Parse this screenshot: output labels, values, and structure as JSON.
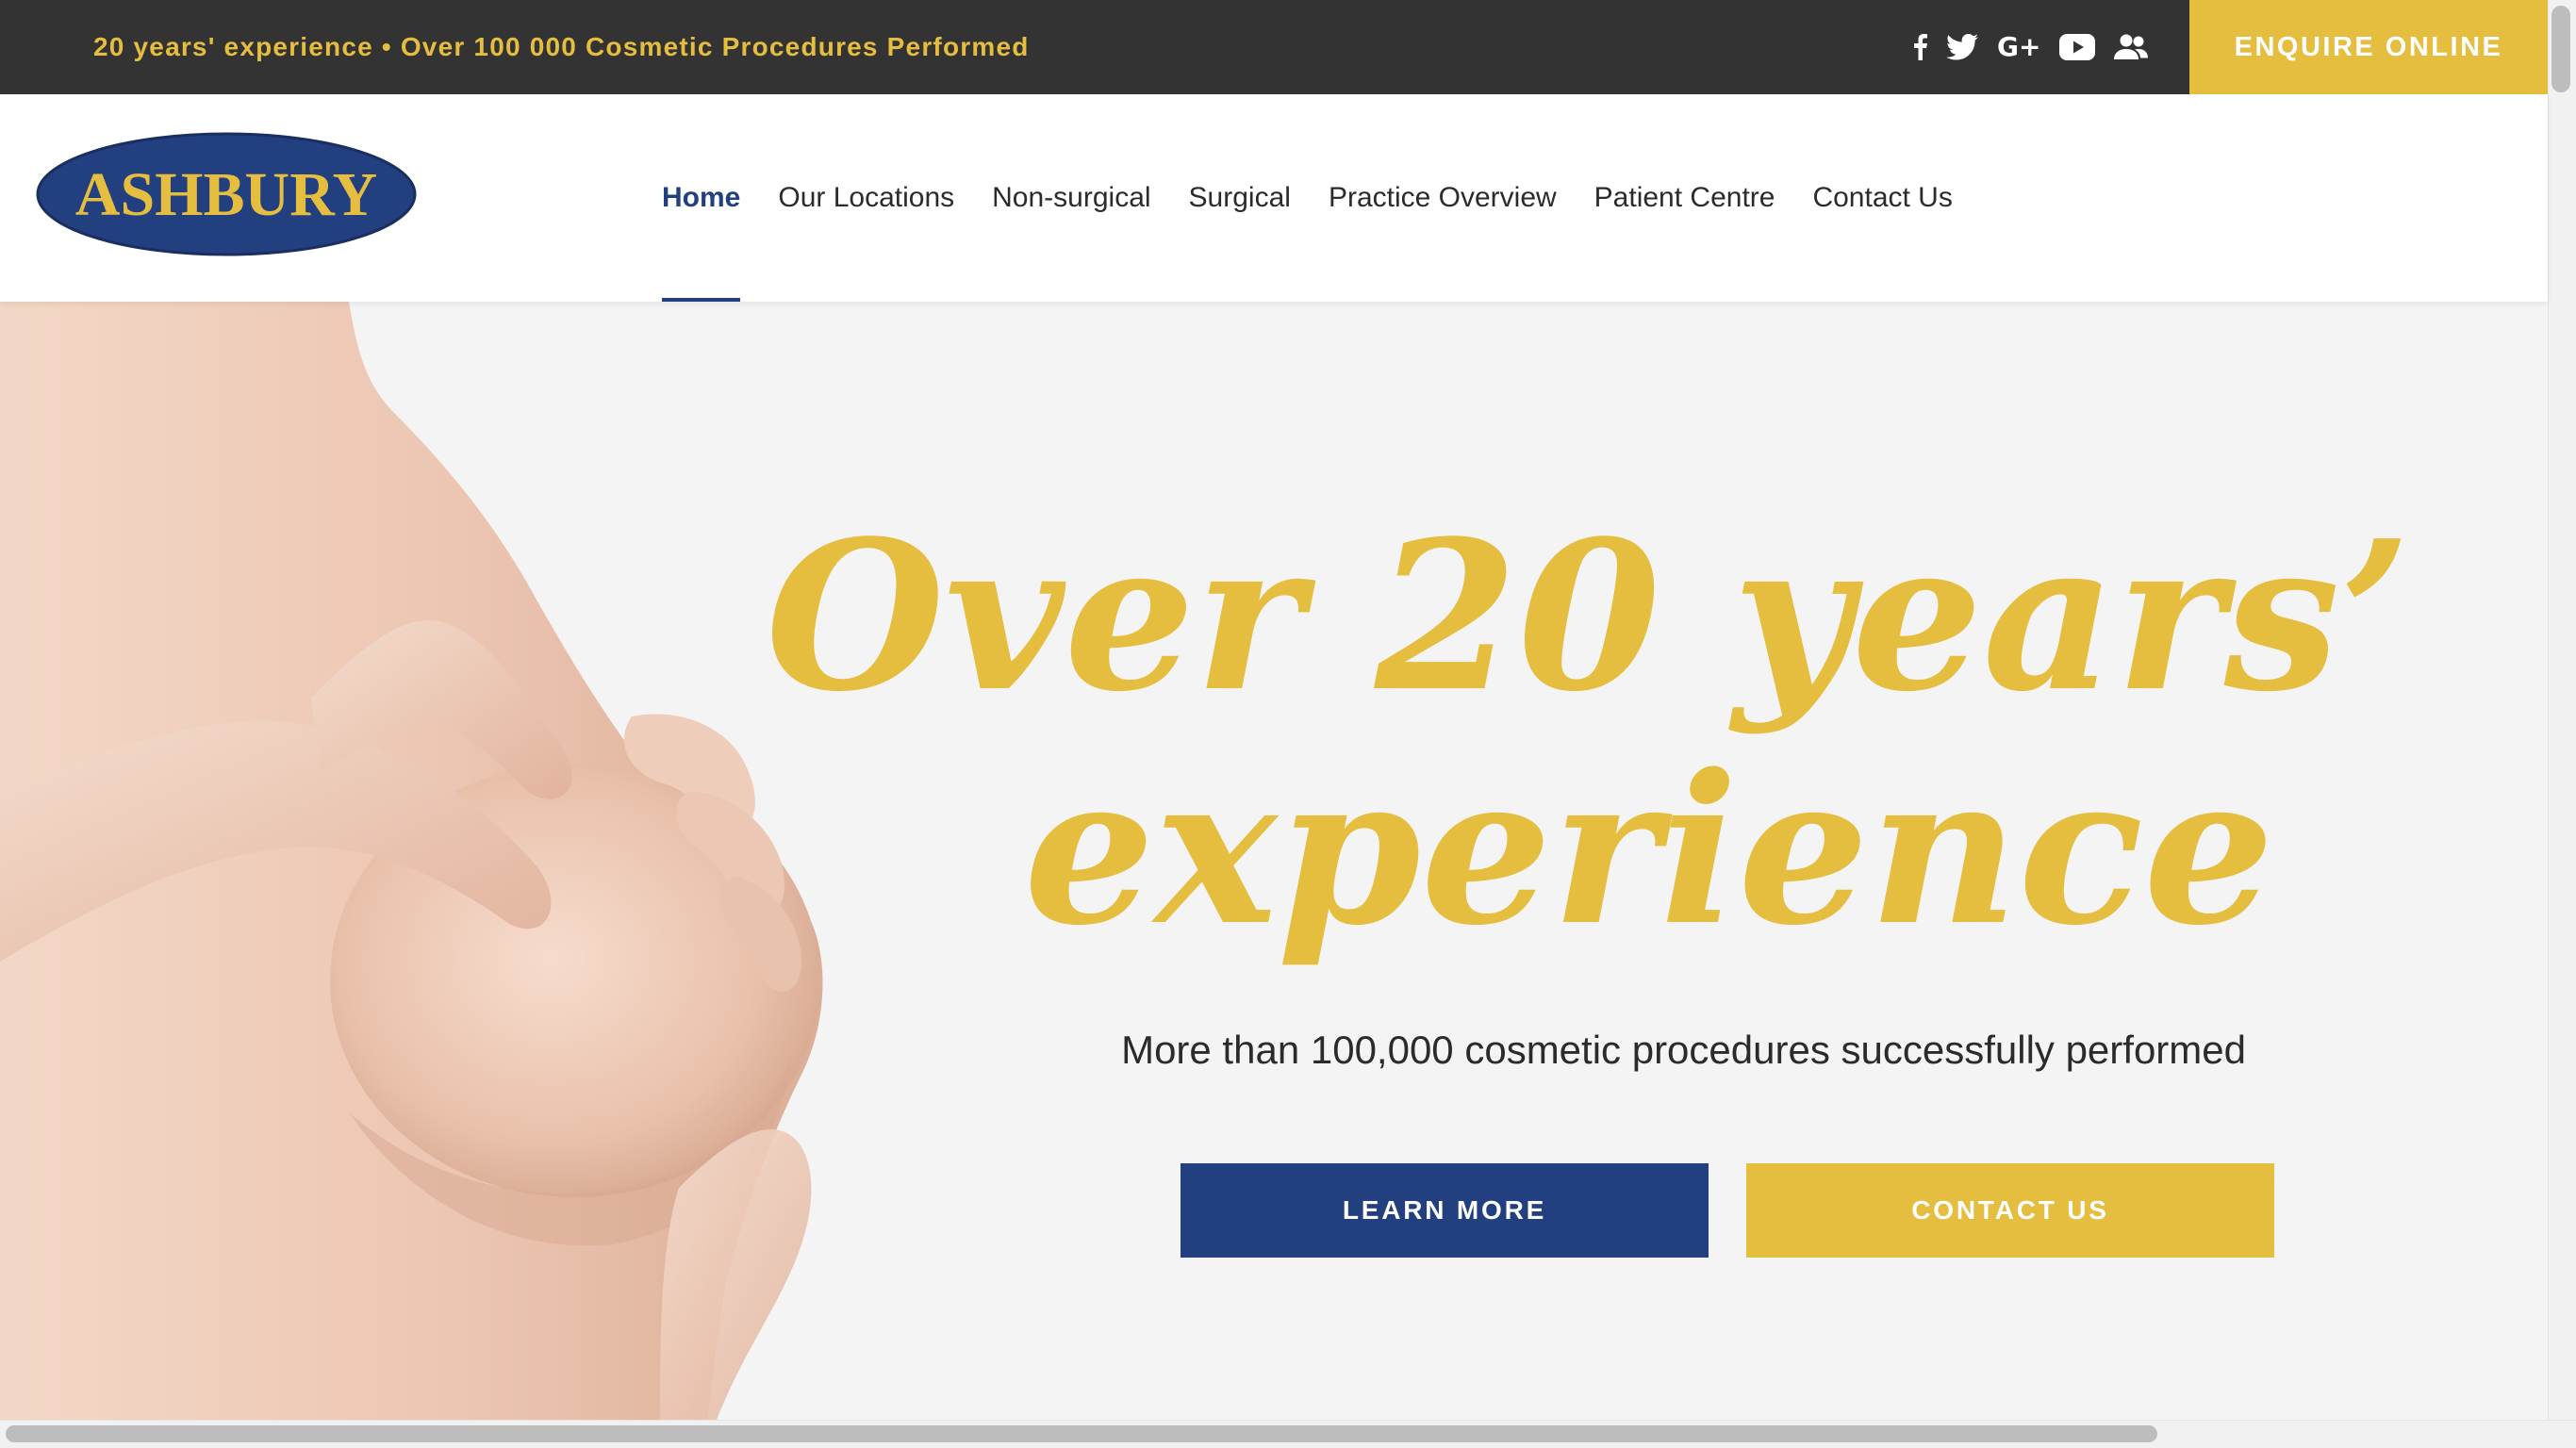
{
  "topbar": {
    "tagline": "20 years' experience • Over 100 000 Cosmetic Procedures Performed",
    "social_icons": [
      "facebook-icon",
      "twitter-icon",
      "google-plus-icon",
      "youtube-icon",
      "community-icon"
    ],
    "google_plus_text": "G+",
    "enquire_label": "ENQUIRE ONLINE"
  },
  "header": {
    "logo_text": "ASHBURY",
    "nav": [
      {
        "label": "Home",
        "active": true
      },
      {
        "label": "Our Locations"
      },
      {
        "label": "Non-surgical"
      },
      {
        "label": "Surgical"
      },
      {
        "label": "Practice Overview"
      },
      {
        "label": "Patient Centre"
      },
      {
        "label": "Contact Us"
      }
    ]
  },
  "hero": {
    "headline_line1": "Over 20 years’",
    "headline_line2": "experience",
    "subtitle": "More than 100,000 cosmetic procedures successfully performed",
    "learn_more_label": "LEARN MORE",
    "contact_label": "CONTACT US",
    "image_description": "hero-photo"
  },
  "colors": {
    "brand_navy": "#223f80",
    "brand_gold": "#e5bd3f",
    "topbar_bg": "#333333",
    "hero_bg": "#f4f4f4"
  }
}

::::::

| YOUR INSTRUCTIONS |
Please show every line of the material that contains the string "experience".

| RESULT OF THE TASK |
    "tagline": "20 years' experience • Over 100 000 Cosmetic Procedures Performed",
    "headline_line2": "experience",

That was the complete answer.